▶ WHAT THE TASK ASKS: From the listing below, copy every line with the word "subtitle".

▶ GIVEN INFORMATION:
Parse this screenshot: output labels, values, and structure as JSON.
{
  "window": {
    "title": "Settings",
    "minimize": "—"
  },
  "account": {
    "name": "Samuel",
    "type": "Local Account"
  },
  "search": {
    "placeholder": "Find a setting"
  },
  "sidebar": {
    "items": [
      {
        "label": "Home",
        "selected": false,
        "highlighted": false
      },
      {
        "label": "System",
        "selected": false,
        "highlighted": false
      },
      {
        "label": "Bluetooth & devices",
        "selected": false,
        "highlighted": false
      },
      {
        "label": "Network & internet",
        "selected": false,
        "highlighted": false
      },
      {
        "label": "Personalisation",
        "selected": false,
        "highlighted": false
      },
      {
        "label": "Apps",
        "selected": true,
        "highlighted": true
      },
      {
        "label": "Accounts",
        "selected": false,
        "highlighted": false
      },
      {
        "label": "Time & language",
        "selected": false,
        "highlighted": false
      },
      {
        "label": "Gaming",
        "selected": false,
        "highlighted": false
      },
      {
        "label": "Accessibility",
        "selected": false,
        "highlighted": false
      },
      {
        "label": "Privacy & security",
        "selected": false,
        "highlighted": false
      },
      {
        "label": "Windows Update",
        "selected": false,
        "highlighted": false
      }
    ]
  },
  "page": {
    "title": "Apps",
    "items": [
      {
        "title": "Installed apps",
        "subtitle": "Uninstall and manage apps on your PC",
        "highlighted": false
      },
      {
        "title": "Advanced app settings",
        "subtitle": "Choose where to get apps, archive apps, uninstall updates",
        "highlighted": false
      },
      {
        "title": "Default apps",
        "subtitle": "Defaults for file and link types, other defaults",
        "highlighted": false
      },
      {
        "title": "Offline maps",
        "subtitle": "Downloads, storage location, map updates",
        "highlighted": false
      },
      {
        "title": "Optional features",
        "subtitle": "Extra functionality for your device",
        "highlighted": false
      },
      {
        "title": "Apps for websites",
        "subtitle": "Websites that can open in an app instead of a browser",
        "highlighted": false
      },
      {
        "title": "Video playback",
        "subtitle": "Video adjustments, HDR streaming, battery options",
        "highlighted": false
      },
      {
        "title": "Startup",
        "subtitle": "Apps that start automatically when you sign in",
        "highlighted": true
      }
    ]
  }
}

▶ ANSWER BOX:
        "subtitle": "Uninstall and manage apps on your PC",
        "subtitle": "Choose where to get apps, archive apps, uninstall updates",
        "subtitle": "Defaults for file and link types, other defaults",
        "subtitle": "Downloads, storage location, map updates",
        "subtitle": "Extra functionality for your device",
        "subtitle": "Websites that can open in an app instead of a browser",
        "subtitle": "Video adjustments, HDR streaming, battery options",
        "subtitle": "Apps that start automatically when you sign in",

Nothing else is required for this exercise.